Upon completion of the course the student is able to:

  1. Critically identify key issues and debates within the IMER field.
  2. Critically consider the multidisciplinary foundation of IMER and of the methodological considerations connected to different subjects and problems.
  3. Collect and systematize appropriate material within a given area of research.
  4. Critically consider methodological choices and identify and discuss theoretical issues in the formulation of research questions and to support the choice of method.
  5. Analyse and evaluate empirical data with regard to relevant scientific social and ethical aspects.
  6. Produce written and oral presentation of research results.

Learning activities

The course is designed to facilitate students’ introduction and participation in the research fields in question.

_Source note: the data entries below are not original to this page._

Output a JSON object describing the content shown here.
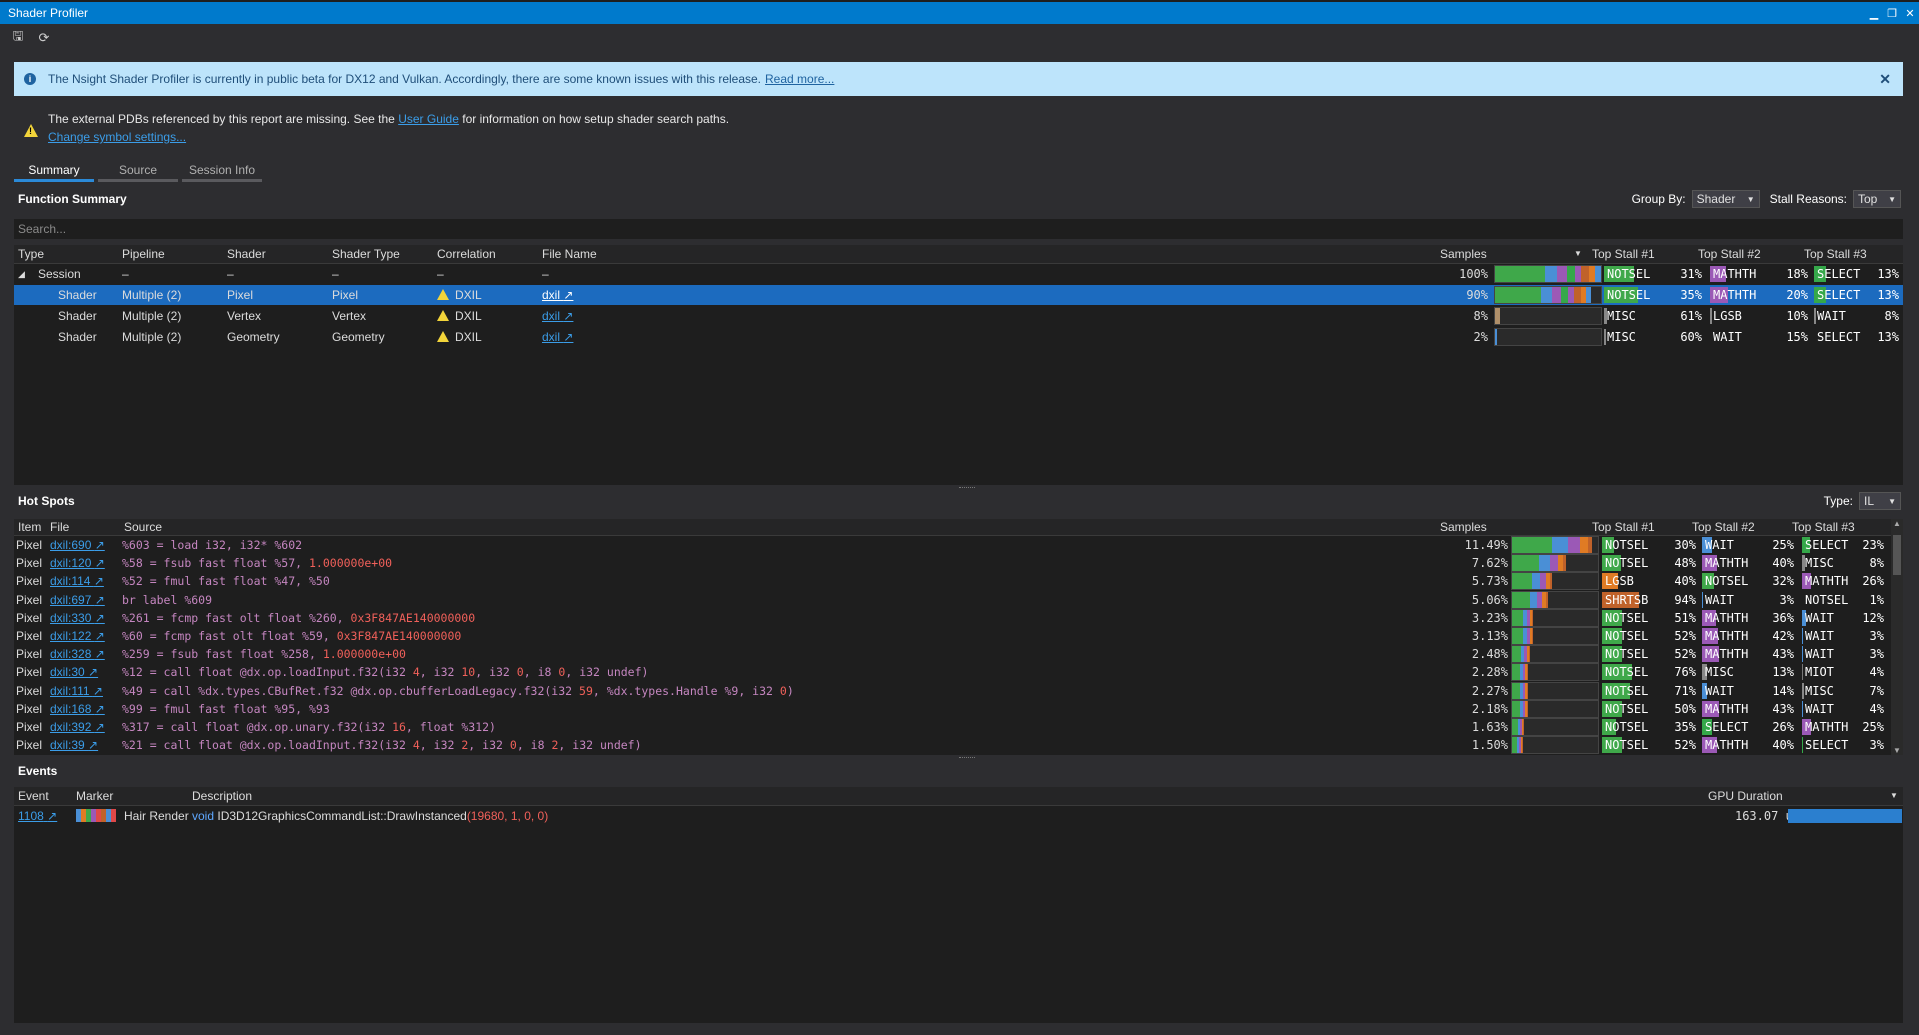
{
  "window": {
    "title": "Shader Profiler"
  },
  "info_banner": {
    "text": "The Nsight Shader Profiler is currently in public beta for DX12 and Vulkan. Accordingly, there are some known issues with this release.",
    "link": "Read more..."
  },
  "warning": {
    "text_before": "The external PDBs referenced by this report are missing. See the",
    "link": "User Guide",
    "text_after": "for information on how setup shader search paths.",
    "settings_link": "Change symbol settings..."
  },
  "tabs": [
    "Summary",
    "Source",
    "Session Info"
  ],
  "function_summary": {
    "title": "Function Summary",
    "group_by_label": "Group By:",
    "group_by_value": "Shader",
    "stall_reasons_label": "Stall Reasons:",
    "stall_reasons_value": "Top",
    "search_placeholder": "Search...",
    "columns": [
      "Type",
      "Pipeline",
      "Shader",
      "Shader Type",
      "Correlation",
      "File Name",
      "Samples",
      "Top Stall #1",
      "Top Stall #2",
      "Top Stall #3"
    ],
    "rows": [
      {
        "type": "Session",
        "pipeline": "–",
        "shader": "–",
        "shader_type": "–",
        "correlation": "–",
        "file": "–",
        "samples": "100%",
        "s1": "NOTSEL",
        "p1": "31%",
        "s2": "MATHTH",
        "p2": "18%",
        "s3": "SELECT",
        "p3": "13%"
      },
      {
        "type": "Shader",
        "pipeline": "Multiple (2)",
        "shader": "Pixel",
        "shader_type": "Pixel",
        "correlation": "DXIL",
        "file": "dxil",
        "samples": "90%",
        "s1": "NOTSEL",
        "p1": "35%",
        "s2": "MATHTH",
        "p2": "20%",
        "s3": "SELECT",
        "p3": "13%"
      },
      {
        "type": "Shader",
        "pipeline": "Multiple (2)",
        "shader": "Vertex",
        "shader_type": "Vertex",
        "correlation": "DXIL",
        "file": "dxil",
        "samples": "8%",
        "s1": "MISC",
        "p1": "61%",
        "s2": "LGSB",
        "p2": "10%",
        "s3": "WAIT",
        "p3": "8%"
      },
      {
        "type": "Shader",
        "pipeline": "Multiple (2)",
        "shader": "Geometry",
        "shader_type": "Geometry",
        "correlation": "DXIL",
        "file": "dxil",
        "samples": "2%",
        "s1": "MISC",
        "p1": "60%",
        "s2": "WAIT",
        "p2": "15%",
        "s3": "SELECT",
        "p3": "13%"
      }
    ]
  },
  "hot_spots": {
    "title": "Hot Spots",
    "type_label": "Type:",
    "type_value": "IL",
    "columns": [
      "Item",
      "File",
      "Source",
      "Samples",
      "Top Stall #1",
      "Top Stall #2",
      "Top Stall #3"
    ],
    "rows": [
      {
        "item": "Pixel",
        "file": "dxil:690",
        "src": "%603 = load i32, i32* %602",
        "samples": "11.49%",
        "s1": "NOTSEL",
        "p1": "30%",
        "s2": "WAIT",
        "p2": "25%",
        "s3": "SELECT",
        "p3": "23%"
      },
      {
        "item": "Pixel",
        "file": "dxil:120",
        "src": "%58 = fsub fast float %57, 1.000000e+00",
        "samples": "7.62%",
        "s1": "NOTSEL",
        "p1": "48%",
        "s2": "MATHTH",
        "p2": "40%",
        "s3": "MISC",
        "p3": "8%"
      },
      {
        "item": "Pixel",
        "file": "dxil:114",
        "src": "%52 = fmul fast float %47, %50",
        "samples": "5.73%",
        "s1": "LGSB",
        "p1": "40%",
        "s2": "NOTSEL",
        "p2": "32%",
        "s3": "MATHTH",
        "p3": "26%"
      },
      {
        "item": "Pixel",
        "file": "dxil:697",
        "src": "br label %609",
        "samples": "5.06%",
        "s1": "SHRTSB",
        "p1": "94%",
        "s2": "WAIT",
        "p2": "3%",
        "s3": "NOTSEL",
        "p3": "1%"
      },
      {
        "item": "Pixel",
        "file": "dxil:330",
        "src": "%261 = fcmp fast olt float %260, 0x3F847AE140000000",
        "samples": "3.23%",
        "s1": "NOTSEL",
        "p1": "51%",
        "s2": "MATHTH",
        "p2": "36%",
        "s3": "WAIT",
        "p3": "12%"
      },
      {
        "item": "Pixel",
        "file": "dxil:122",
        "src": "%60 = fcmp fast olt float %59, 0x3F847AE140000000",
        "samples": "3.13%",
        "s1": "NOTSEL",
        "p1": "52%",
        "s2": "MATHTH",
        "p2": "42%",
        "s3": "WAIT",
        "p3": "3%"
      },
      {
        "item": "Pixel",
        "file": "dxil:328",
        "src": "%259 = fsub fast float %258, 1.000000e+00",
        "samples": "2.48%",
        "s1": "NOTSEL",
        "p1": "52%",
        "s2": "MATHTH",
        "p2": "43%",
        "s3": "WAIT",
        "p3": "3%"
      },
      {
        "item": "Pixel",
        "file": "dxil:30",
        "src": "%12 = call float @dx.op.loadInput.f32(i32 4, i32 10, i32 0, i8 0, i32 undef)",
        "samples": "2.28%",
        "s1": "NOTSEL",
        "p1": "76%",
        "s2": "MISC",
        "p2": "13%",
        "s3": "MIOT",
        "p3": "4%"
      },
      {
        "item": "Pixel",
        "file": "dxil:111",
        "src": "%49 = call %dx.types.CBufRet.f32 @dx.op.cbufferLoadLegacy.f32(i32 59, %dx.types.Handle %9, i32 0)",
        "samples": "2.27%",
        "s1": "NOTSEL",
        "p1": "71%",
        "s2": "WAIT",
        "p2": "14%",
        "s3": "MISC",
        "p3": "7%"
      },
      {
        "item": "Pixel",
        "file": "dxil:168",
        "src": "%99 = fmul fast float %95, %93",
        "samples": "2.18%",
        "s1": "NOTSEL",
        "p1": "50%",
        "s2": "MATHTH",
        "p2": "43%",
        "s3": "WAIT",
        "p3": "4%"
      },
      {
        "item": "Pixel",
        "file": "dxil:392",
        "src": "%317 = call float @dx.op.unary.f32(i32 16, float %312)",
        "samples": "1.63%",
        "s1": "NOTSEL",
        "p1": "35%",
        "s2": "SELECT",
        "p2": "26%",
        "s3": "MATHTH",
        "p3": "25%"
      },
      {
        "item": "Pixel",
        "file": "dxil:39",
        "src": "%21 = call float @dx.op.loadInput.f32(i32 4, i32 2, i32 0, i8 2, i32 undef)",
        "samples": "1.50%",
        "s1": "NOTSEL",
        "p1": "52%",
        "s2": "MATHTH",
        "p2": "40%",
        "s3": "SELECT",
        "p3": "3%"
      }
    ]
  },
  "events": {
    "title": "Events",
    "columns": [
      "Event",
      "Marker",
      "Description",
      "GPU Duration"
    ],
    "rows": [
      {
        "event": "1108",
        "marker": "Hair Render",
        "desc_kw": "void",
        "desc_fn": "ID3D12GraphicsCommandList::DrawInstanced",
        "desc_args": "(19680, 1, 0, 0)",
        "duration": "163.07 us"
      }
    ]
  },
  "colors": {
    "accent": "#007acc",
    "selected_row": "#1c6bbf",
    "NOTSEL": "#3fa84a",
    "MATHTH": "#9b59b6",
    "SELECT": "#35a84a",
    "WAIT": "#4a8fd6",
    "LGSB": "#e07b24",
    "SHRTSB": "#c0622a",
    "MISC": "#888888",
    "MIOT": "#777777"
  }
}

To this end, three types of learning activities are emphasized as spelled out below:

  • Lectures that introduce the field, main problems and questions, findings and controversies through selected readings.
  • Seminars where students discuss research (as secondary or primary material), which is distributed, read and analyzed beforehand.
  • Individual overview and assessment of a selected research subject on the basis of a selected material (secondary or primary) and presented as a research review.

Assessments

The modules examine the students’ performance in the obligatory seminars (Learning Outcomes 1, 2, 5) and the written research review (Learning Outcomes 3, 4, 5, 6). A pass on both accounts is required for passing the course. Students who fail the seminars are required to hand in written make-up assignments. Students who fail the research review are offered the minimum of two re-take opportunities.

Grading system

Excellent (A), Very Good (B), Good (C), Satisfactory (D), Pass (E) or Fail (U).

Course literature and other teaching materials

Course evaluation

The University provides students who participate in or who have completed a course with the opportunity to make known their experiences and viewpoints with regards to the course by completing a course evaluation administered by the University. The University will compile and summarize the results of course evaluations as well as informing participants of the results and any decisions relating to measures initiated in response to the course evaluations. The results will be made available to the students (HF 1:14).

Interim rules

If a course is no longer offered or has undergone major changes, students will be offered a minimum of two re-take sessions based on the syllabus in force at registration during a period of one year from the date of the implementation of the changes.

Contact

The education is provided by the Faculty of Culture and Society at the department Department of Global Political Studies.

Further information

Anne Sofie Roald, Course Coordinator
Phone: 040-6657639

Application

02 September 2019 - 19 January 2020 Day-time 100% Malmö Application period for this offer starts 15 March 2019.

31 August 2020 - 17 January 2021 Day-time 100% Malmö Application period for this offer starts 16 March 2020.